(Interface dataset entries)
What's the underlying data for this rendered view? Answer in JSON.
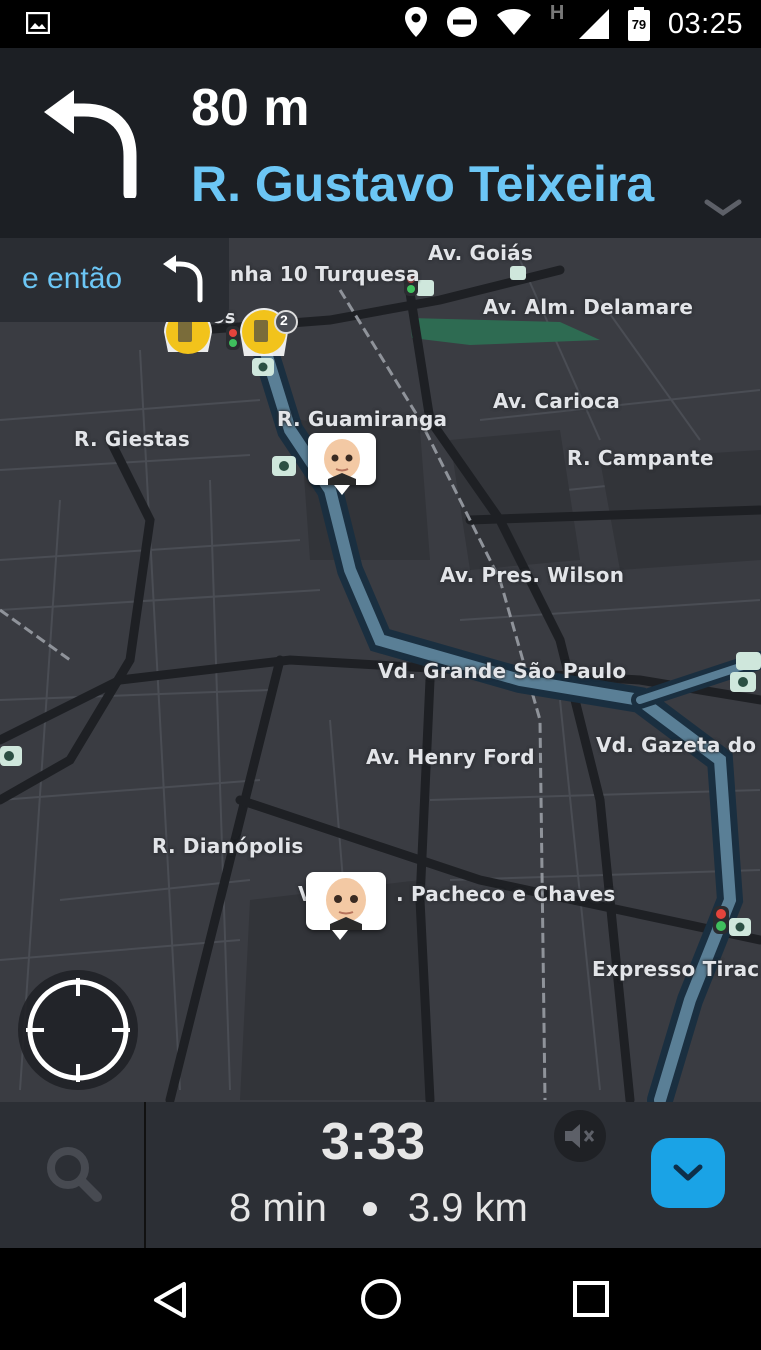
{
  "status_bar": {
    "time": "03:25",
    "battery_level": "79",
    "network": "H"
  },
  "navigation": {
    "distance": "80 m",
    "street": "R. Gustavo Teixeira",
    "then_label": "e então"
  },
  "map": {
    "street_labels": [
      "Av. Goiás",
      "nha 10 Turquesa",
      "Av. Alm. Delamare",
      "R. Guamiranga",
      "Av. Carioca",
      "R. Giestas",
      "R. Campante",
      "Av. Pres. Wilson",
      "Vd. Grande São Paulo",
      "Vd. Gazeta do I",
      "Av. Henry Ford",
      "R. Dianópolis",
      ". Pacheco e Chaves",
      "Expresso Tirac",
      "os",
      "V"
    ],
    "alert_count": "2"
  },
  "trip": {
    "eta": "3:33",
    "duration": "8 min",
    "distance": "3.9 km"
  },
  "colors": {
    "accent_blue": "#6cc6f5",
    "button_blue": "#1aa3e6",
    "route_blue": "#5a7f96",
    "alert_yellow": "#f2c31b"
  }
}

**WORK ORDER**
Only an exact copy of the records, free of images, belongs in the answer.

**SOLUTION TO THIS TASK**
What's the underlying data for this rendered view? Answer in JSON.
{
  "status_bar": {
    "time": "03:25",
    "battery_level": "79",
    "network": "H"
  },
  "navigation": {
    "distance": "80 m",
    "street": "R. Gustavo Teixeira",
    "then_label": "e então"
  },
  "map": {
    "street_labels": [
      "Av. Goiás",
      "nha 10 Turquesa",
      "Av. Alm. Delamare",
      "R. Guamiranga",
      "Av. Carioca",
      "R. Giestas",
      "R. Campante",
      "Av. Pres. Wilson",
      "Vd. Grande São Paulo",
      "Vd. Gazeta do I",
      "Av. Henry Ford",
      "R. Dianópolis",
      ". Pacheco e Chaves",
      "Expresso Tirac",
      "os",
      "V"
    ],
    "alert_count": "2"
  },
  "trip": {
    "eta": "3:33",
    "duration": "8 min",
    "distance": "3.9 km"
  },
  "colors": {
    "accent_blue": "#6cc6f5",
    "button_blue": "#1aa3e6",
    "route_blue": "#5a7f96",
    "alert_yellow": "#f2c31b"
  }
}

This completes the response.